In a statement, Murilo Portugal, IMF deputy managing director, said Ukraine’s economy, especially its banking system, was under severe stress, caused by a drop in global steel prices, the country’s main export, and global financial turmoil.
He said Ukraine’s program would seek to restore financial and economic stability through a more flexible exchange rate regime with targeted interventions, so-called ‘pre-emptive’ recapitalisation of banks, and tighter monetary policy.
“The flexible exchange rate regime, backed by an appropriate monetary policy and foreign exchange intervention, will help absorb external shocks and avoid disorderly exchange market developments,” Portugal said.
“The recent unification of official and market exchange rates should increase clarity about the regime.”

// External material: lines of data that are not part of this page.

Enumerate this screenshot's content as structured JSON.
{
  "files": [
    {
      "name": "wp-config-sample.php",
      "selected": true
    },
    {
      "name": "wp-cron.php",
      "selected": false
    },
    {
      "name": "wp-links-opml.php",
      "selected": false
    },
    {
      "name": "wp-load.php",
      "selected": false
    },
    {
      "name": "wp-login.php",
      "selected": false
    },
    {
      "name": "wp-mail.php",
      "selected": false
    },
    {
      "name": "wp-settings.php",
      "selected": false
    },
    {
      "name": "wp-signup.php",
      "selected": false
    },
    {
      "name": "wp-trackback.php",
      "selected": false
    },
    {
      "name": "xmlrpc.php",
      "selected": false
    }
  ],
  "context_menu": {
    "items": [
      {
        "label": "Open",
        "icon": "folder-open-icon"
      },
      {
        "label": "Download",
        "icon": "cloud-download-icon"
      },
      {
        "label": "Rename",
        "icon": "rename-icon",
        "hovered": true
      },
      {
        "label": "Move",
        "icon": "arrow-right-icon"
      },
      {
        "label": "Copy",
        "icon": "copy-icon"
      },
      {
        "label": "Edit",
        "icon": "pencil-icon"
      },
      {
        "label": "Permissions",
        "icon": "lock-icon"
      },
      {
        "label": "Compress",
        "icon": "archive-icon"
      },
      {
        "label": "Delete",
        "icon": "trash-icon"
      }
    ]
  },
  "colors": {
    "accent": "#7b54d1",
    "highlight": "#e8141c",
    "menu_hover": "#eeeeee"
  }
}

Exchange controls recently imposed, he said, would be phased out as confidence returns to the economy.
Ukraine’s central bank has been intervening since early October to lift the hryvnia currency from record lows last week. It began offering buy-sell rates for currencies this week after previously only selling or buying a currency.
Portugal said as credit pressures abate, tighter monetary policy will be needed to guard against inflation.
He said the government’s target of a balanced 2009 budget would be reviewed, although it could be achieved through expenditure restraint and a phased increase in energy tariffs.
Portugal said recapitalisation efforts for banks would ease liquidity pressures that could prolong an economic downturn.
“Decisive measures that have been taken to allocate public funds to recapitalise banks and to facilitate bank resolution processes will ensure that problems can be dealt with promptly,” he said.
“A proactive strategy to resolve corporate and household debt problems will also be essential to reduce banking sector vulnerabilities.”
Editing by Andy Bruce